**BRIEF**:
Below are the records. How many of their lines contain "data"? Give only the number.

**SUPPLIED MATERIAL**:
=======

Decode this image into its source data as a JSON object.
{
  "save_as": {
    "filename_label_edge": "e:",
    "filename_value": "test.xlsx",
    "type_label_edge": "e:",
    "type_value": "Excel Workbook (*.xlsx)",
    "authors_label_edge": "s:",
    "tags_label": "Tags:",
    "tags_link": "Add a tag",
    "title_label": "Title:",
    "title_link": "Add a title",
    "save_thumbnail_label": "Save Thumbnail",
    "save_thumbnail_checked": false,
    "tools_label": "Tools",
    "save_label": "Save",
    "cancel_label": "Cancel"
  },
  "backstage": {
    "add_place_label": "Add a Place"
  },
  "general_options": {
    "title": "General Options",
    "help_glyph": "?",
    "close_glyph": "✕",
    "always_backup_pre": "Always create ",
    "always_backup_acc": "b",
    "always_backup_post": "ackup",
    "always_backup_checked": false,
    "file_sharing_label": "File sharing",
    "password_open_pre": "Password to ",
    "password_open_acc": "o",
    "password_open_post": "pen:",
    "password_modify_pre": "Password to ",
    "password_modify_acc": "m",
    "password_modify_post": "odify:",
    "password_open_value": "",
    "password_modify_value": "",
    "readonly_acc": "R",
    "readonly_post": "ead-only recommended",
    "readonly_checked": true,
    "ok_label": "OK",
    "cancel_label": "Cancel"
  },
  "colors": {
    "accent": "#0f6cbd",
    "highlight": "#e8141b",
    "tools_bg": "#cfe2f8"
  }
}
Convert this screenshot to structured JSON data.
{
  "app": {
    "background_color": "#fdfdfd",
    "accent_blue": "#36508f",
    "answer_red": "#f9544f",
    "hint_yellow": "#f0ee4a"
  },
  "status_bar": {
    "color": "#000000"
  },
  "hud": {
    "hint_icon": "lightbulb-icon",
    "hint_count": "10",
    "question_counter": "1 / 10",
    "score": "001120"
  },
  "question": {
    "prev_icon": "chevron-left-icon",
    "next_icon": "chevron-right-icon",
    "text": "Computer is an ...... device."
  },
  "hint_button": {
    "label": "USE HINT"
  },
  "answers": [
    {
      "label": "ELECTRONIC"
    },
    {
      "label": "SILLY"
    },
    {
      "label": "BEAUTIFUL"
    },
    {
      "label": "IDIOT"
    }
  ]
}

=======

**WORKED SOLUTION**:
2